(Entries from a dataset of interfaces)
#####

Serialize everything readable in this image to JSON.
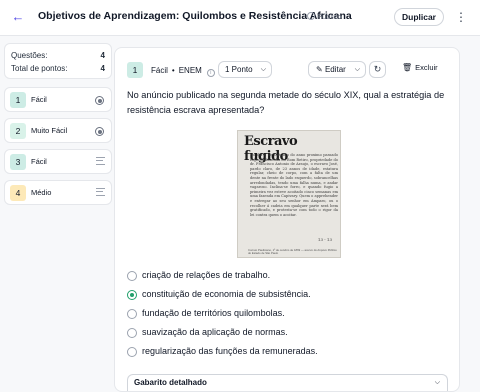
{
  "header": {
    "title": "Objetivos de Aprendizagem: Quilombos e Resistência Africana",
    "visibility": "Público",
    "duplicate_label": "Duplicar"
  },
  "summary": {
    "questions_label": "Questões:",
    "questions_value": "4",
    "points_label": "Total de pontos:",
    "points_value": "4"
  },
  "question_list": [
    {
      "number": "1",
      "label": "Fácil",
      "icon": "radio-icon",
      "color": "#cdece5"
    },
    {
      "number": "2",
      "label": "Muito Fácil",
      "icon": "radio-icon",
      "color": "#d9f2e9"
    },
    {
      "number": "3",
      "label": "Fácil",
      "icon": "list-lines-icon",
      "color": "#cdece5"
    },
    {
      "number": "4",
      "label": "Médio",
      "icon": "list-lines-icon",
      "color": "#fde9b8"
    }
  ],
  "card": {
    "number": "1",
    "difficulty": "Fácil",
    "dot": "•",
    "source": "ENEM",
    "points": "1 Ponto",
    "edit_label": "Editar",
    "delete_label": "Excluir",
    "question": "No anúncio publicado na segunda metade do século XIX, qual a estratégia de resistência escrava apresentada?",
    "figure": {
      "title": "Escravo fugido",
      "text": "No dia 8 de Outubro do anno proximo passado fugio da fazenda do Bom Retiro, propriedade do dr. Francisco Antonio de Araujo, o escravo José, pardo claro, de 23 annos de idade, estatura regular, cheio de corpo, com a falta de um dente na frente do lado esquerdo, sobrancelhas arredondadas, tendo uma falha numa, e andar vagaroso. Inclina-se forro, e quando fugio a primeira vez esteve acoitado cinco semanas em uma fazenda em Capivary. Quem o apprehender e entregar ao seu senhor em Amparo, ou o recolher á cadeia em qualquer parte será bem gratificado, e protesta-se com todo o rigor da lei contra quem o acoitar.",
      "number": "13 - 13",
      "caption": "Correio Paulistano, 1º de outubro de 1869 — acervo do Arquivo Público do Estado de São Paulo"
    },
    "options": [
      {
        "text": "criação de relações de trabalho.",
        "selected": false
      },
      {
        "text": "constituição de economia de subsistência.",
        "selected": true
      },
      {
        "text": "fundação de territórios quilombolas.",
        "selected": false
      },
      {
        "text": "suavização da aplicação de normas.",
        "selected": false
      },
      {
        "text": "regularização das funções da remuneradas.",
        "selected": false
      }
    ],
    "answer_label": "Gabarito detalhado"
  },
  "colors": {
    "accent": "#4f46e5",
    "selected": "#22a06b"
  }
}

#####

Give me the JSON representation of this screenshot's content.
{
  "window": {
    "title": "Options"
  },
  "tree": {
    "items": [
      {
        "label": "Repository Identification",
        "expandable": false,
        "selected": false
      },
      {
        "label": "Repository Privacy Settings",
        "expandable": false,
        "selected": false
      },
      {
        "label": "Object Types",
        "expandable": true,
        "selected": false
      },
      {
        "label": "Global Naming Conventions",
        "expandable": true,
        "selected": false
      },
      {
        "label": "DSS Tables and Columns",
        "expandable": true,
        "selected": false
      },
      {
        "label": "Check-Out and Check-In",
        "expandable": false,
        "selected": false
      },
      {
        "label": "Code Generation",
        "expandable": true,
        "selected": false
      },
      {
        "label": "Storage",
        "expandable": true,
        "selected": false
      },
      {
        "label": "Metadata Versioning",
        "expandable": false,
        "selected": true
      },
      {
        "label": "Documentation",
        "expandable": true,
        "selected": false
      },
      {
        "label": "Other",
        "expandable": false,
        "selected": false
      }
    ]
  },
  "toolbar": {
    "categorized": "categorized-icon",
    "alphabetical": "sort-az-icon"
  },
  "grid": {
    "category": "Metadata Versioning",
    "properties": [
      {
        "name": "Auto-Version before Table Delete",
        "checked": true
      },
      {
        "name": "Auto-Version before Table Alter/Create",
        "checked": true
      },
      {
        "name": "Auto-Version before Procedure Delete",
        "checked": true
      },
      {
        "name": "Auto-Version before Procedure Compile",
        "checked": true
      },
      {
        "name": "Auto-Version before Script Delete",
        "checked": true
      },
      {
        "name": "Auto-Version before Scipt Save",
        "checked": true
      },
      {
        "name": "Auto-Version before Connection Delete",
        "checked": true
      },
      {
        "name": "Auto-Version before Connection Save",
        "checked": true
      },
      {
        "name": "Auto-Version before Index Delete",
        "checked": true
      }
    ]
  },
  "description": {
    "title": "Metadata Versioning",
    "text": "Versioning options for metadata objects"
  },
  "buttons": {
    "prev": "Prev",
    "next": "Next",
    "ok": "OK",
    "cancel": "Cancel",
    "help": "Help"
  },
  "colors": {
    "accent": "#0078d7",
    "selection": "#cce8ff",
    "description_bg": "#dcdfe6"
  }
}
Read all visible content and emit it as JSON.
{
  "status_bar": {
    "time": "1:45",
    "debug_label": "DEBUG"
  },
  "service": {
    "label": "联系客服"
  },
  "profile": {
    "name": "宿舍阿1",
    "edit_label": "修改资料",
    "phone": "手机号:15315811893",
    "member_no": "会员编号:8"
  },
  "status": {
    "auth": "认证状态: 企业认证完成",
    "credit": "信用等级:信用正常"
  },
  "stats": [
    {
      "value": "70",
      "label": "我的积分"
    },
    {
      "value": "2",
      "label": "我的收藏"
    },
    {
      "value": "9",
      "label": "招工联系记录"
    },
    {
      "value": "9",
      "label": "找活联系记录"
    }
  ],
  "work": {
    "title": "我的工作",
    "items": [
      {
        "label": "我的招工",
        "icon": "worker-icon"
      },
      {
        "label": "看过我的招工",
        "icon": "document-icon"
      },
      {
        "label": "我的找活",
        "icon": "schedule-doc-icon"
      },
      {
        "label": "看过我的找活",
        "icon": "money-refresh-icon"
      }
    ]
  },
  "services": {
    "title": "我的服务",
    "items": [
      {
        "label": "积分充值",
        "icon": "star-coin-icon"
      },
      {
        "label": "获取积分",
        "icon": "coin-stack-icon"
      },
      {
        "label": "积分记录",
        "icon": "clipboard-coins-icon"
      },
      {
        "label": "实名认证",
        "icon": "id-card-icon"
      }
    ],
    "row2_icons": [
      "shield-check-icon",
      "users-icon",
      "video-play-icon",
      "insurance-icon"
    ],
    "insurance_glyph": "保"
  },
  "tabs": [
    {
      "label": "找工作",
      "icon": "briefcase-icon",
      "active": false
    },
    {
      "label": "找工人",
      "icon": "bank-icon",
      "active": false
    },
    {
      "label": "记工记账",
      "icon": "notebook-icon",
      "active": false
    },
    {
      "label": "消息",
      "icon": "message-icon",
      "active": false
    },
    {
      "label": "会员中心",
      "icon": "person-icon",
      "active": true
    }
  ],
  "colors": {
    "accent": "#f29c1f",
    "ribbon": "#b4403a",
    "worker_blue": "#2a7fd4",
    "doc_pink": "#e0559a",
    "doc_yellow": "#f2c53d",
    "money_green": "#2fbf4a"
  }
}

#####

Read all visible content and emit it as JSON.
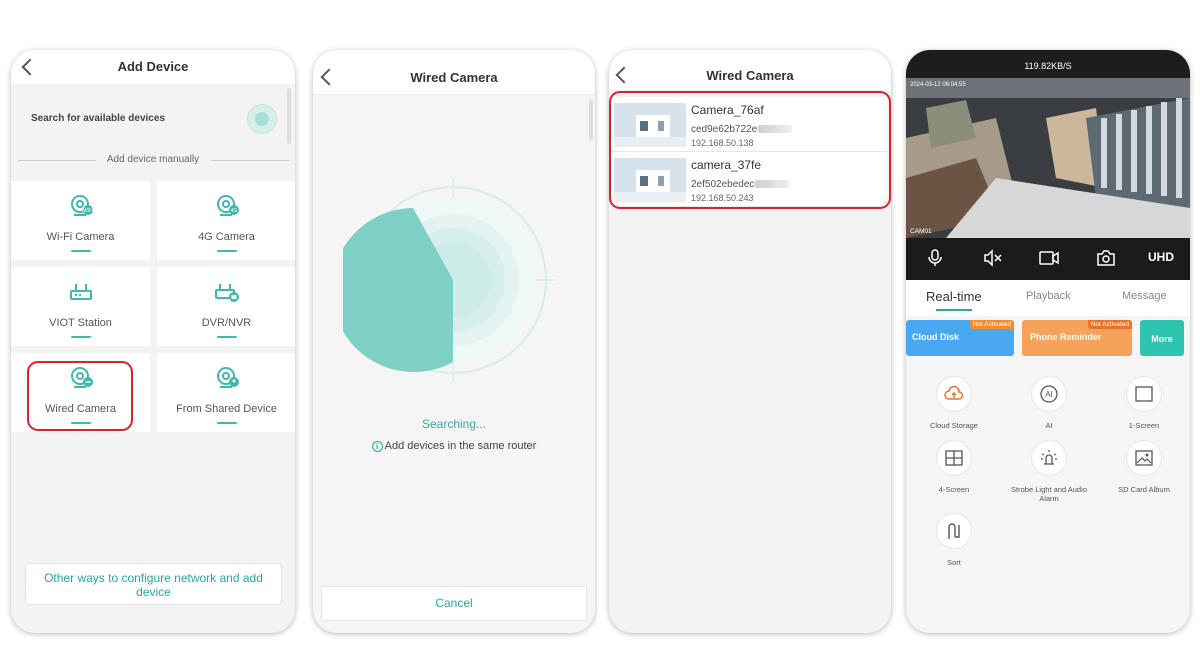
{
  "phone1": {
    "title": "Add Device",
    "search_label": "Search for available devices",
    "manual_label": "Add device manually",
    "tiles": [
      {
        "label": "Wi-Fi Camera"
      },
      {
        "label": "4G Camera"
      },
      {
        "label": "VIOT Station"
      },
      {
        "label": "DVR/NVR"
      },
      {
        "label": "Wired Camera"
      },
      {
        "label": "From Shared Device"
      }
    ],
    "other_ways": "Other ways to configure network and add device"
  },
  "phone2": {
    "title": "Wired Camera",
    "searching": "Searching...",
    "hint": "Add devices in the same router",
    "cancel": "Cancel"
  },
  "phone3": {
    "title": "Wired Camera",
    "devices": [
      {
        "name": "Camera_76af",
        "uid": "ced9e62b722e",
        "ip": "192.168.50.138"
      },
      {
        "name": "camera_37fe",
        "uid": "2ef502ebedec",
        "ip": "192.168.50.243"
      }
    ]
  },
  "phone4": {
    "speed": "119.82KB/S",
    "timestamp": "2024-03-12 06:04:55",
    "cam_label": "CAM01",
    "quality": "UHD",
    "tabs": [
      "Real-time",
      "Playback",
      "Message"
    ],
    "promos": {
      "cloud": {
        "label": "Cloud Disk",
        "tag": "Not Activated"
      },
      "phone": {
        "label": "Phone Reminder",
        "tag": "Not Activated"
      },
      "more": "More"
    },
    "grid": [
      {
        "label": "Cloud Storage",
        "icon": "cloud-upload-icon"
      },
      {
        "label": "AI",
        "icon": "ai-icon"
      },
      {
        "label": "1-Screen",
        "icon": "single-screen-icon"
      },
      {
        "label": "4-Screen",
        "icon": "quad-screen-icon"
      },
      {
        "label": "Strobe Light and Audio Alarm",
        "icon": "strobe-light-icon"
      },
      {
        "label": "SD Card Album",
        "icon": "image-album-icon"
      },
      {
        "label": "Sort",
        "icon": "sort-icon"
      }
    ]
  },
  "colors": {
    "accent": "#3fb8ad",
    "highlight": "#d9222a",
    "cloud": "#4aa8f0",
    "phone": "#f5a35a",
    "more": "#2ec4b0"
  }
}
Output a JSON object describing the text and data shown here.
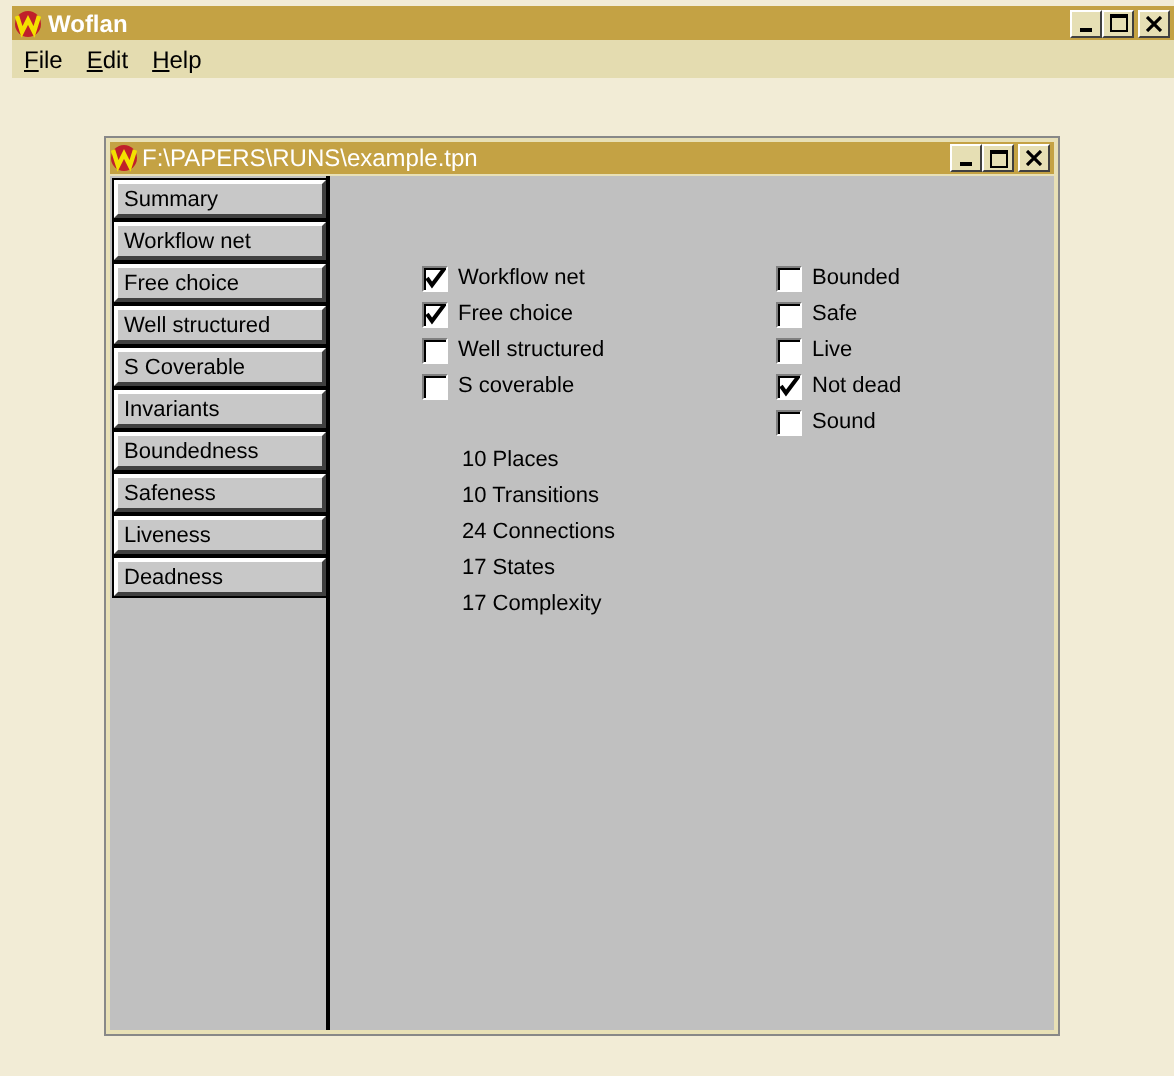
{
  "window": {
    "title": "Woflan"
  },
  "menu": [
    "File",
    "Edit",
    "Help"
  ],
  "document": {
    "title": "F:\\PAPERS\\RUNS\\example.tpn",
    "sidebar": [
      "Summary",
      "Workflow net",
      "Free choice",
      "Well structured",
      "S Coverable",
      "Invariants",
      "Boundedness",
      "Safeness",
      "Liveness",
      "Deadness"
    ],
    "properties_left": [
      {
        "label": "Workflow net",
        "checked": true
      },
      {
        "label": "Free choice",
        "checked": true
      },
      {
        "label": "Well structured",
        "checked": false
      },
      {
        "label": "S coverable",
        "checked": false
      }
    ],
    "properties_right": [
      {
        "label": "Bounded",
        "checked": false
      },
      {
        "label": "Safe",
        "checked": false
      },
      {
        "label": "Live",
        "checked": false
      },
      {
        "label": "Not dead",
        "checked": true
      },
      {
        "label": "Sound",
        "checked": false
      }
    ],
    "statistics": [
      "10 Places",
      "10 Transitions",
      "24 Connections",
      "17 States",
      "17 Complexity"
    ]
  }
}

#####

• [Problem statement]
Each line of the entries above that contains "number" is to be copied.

• [Answer to this exercise]
      "number": "1",
      "number": "2",
      "number": "3",
      "number": "4",
    "number": "1",
      "number": "13 - 13",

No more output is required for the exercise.